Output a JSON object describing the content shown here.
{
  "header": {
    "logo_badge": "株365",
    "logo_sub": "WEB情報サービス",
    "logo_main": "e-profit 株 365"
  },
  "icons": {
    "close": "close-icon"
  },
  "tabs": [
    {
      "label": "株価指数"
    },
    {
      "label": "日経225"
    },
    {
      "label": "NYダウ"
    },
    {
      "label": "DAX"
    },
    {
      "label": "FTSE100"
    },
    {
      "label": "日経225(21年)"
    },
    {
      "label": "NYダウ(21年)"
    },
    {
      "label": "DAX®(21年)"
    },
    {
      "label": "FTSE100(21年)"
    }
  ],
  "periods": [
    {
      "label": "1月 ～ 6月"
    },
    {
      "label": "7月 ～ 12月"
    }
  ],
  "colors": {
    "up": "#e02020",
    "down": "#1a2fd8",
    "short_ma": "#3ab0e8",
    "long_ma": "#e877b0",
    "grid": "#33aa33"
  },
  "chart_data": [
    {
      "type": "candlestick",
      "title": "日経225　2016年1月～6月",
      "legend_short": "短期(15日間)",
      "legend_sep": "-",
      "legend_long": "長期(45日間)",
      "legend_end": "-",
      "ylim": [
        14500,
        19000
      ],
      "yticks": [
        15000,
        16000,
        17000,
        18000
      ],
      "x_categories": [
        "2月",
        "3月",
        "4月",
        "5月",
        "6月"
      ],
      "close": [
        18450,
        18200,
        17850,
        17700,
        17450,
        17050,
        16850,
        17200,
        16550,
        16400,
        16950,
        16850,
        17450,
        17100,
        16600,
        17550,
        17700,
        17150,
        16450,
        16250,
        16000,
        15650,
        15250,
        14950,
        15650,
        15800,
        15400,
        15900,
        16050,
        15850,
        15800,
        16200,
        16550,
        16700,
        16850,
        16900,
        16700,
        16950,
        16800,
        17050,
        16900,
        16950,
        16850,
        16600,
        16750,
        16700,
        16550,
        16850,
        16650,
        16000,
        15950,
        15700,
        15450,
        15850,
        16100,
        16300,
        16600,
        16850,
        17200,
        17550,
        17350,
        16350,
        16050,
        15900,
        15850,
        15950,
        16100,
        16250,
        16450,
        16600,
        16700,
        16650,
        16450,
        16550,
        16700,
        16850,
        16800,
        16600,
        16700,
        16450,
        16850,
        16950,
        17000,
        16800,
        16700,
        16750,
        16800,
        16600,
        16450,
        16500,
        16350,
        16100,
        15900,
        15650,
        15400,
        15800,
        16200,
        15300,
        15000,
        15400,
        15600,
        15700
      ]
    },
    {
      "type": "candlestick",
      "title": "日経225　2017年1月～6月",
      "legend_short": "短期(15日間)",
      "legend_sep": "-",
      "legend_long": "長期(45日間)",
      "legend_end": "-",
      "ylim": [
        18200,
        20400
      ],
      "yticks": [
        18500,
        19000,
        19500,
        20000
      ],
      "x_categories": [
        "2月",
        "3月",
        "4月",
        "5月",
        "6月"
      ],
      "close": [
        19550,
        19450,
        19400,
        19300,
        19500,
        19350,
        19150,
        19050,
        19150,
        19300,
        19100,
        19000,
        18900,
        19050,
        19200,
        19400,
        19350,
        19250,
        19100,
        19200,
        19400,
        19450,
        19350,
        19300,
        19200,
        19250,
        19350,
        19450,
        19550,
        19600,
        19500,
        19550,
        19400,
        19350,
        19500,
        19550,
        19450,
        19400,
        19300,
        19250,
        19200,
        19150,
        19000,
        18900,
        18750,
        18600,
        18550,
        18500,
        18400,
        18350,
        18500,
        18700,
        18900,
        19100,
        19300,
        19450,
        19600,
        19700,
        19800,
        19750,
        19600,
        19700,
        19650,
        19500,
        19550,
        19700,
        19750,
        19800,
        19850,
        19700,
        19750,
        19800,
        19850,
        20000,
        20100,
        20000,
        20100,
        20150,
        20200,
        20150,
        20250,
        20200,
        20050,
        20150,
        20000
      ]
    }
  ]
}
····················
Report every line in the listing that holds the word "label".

      "label": "株価指数"
      "label": "日経225"
      "label": "NYダウ"
      "label": "DAX"
      "label": "FTSE100"
      "label": "日経225(21年)"
      "label": "NYダウ(21年)"
      "label": "DAX®(21年)"
      "label": "FTSE100(21年)"
      "label": "1月 ～ 6月"
      "label": "7月 ～ 12月"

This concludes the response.